As a part of this project, the research team aim to:

1) Identify potential aggregation sites for pregnant Grey Nurse Sharks through analysis of available data (satellite imagery, anecdotal sightings and captures, and habitat similarity to other known aggregation sites) and remote sensing.

2) Conduct field verification, mapping and deploy listening stations at potential aggregation sites.

3) Attach temporary acoustic and pop-up archival satellite tags to a number of female GNS (with mating scars) to identify potential migration routes and additional gestation sites for pregnant GNS. For this part of the project, the partners are also working with the CSIRO to trial a new timed tether release.

For more information, please see the Fact Sheetlogin to members or contact The Project Team

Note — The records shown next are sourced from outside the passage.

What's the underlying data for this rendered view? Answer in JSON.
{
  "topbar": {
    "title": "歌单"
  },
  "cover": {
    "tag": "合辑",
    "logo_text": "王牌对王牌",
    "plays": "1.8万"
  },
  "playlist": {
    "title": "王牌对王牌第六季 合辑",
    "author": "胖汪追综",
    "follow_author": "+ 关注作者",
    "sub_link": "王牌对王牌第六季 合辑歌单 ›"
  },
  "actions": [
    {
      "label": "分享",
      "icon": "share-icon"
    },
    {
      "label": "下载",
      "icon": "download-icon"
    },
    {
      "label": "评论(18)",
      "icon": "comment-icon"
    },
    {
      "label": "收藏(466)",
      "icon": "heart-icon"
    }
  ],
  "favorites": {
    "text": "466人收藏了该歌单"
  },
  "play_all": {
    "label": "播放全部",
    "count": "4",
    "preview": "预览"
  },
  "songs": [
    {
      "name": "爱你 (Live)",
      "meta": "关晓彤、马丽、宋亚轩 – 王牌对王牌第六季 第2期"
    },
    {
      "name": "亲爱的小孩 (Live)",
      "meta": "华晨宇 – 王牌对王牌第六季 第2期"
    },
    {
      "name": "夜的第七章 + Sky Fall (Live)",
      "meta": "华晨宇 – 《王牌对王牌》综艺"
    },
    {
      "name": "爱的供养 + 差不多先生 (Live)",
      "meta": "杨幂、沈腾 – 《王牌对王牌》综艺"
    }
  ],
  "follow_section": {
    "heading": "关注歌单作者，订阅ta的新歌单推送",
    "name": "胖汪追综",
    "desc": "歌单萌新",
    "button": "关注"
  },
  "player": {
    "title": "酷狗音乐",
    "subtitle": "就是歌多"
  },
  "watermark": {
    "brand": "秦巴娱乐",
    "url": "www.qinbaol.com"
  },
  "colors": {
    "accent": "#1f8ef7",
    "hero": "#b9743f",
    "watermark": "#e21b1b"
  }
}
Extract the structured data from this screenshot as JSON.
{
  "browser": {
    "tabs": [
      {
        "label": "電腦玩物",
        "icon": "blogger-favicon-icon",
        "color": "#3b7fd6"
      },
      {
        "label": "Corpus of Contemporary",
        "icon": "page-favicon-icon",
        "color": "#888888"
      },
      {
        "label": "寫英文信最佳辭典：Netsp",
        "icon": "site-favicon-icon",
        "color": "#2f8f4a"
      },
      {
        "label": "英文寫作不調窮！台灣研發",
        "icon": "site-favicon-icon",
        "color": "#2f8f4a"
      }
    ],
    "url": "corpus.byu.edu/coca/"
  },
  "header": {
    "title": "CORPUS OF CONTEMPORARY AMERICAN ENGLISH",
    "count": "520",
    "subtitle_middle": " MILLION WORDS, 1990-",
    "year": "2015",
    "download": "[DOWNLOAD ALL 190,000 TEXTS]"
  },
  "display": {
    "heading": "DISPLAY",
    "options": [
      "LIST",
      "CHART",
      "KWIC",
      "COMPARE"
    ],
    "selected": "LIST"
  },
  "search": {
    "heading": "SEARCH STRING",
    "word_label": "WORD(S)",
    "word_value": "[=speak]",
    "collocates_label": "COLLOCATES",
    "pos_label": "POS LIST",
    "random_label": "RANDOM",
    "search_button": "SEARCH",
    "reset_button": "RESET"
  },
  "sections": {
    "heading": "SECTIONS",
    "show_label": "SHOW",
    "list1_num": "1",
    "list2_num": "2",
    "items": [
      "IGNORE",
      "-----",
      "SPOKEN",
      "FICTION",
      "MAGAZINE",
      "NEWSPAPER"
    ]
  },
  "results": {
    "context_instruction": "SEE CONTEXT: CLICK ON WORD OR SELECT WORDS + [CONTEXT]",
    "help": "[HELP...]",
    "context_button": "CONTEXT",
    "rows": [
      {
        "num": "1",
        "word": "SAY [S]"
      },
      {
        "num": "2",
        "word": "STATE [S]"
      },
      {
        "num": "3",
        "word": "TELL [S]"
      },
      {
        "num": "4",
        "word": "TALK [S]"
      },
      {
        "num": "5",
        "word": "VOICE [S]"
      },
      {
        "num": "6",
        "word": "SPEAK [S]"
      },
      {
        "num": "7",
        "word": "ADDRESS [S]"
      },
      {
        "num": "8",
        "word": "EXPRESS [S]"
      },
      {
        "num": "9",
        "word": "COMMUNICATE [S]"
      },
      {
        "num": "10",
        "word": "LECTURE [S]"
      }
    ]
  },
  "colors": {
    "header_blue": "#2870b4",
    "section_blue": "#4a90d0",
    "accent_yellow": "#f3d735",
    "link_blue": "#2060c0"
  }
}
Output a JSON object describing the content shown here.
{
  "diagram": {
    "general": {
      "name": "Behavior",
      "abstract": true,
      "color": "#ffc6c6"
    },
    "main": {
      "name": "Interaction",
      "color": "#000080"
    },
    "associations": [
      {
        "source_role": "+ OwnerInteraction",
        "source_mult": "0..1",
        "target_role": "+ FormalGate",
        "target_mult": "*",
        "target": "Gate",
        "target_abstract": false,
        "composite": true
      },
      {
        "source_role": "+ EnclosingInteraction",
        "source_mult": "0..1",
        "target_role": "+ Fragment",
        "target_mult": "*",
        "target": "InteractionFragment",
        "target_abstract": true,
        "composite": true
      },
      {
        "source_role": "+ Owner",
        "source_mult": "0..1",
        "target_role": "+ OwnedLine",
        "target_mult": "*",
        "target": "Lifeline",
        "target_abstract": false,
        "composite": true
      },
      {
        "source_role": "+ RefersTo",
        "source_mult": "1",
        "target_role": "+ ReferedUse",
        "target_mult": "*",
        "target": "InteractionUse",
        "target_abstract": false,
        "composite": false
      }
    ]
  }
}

Project support...

This project is currently supported by Fauna & Flora International Australia through funding from the Australian Government's Caring for our Country, Reef Check Australia and the University of Queensland.

Past support for this project was generously provided by Australian Capital Equity and the Ronald Geoffrey Arnott Foundation (managed by Perpetual), the Burnett Mary Regional Group for Natural Resource Management Ltd.Queensland Department of Environment and Heritage Protection and Department of National Parks, Recreation, Sport and Racing and the University of Queensland

Reef Check Australia is the host of the Grey Nurse Shark Watch website and database, and is also helping to promote opportunities for community engagement in the project.

For more information please contact The Project Team

If you experience technical difficulties, please contact Reef Check Australia Support.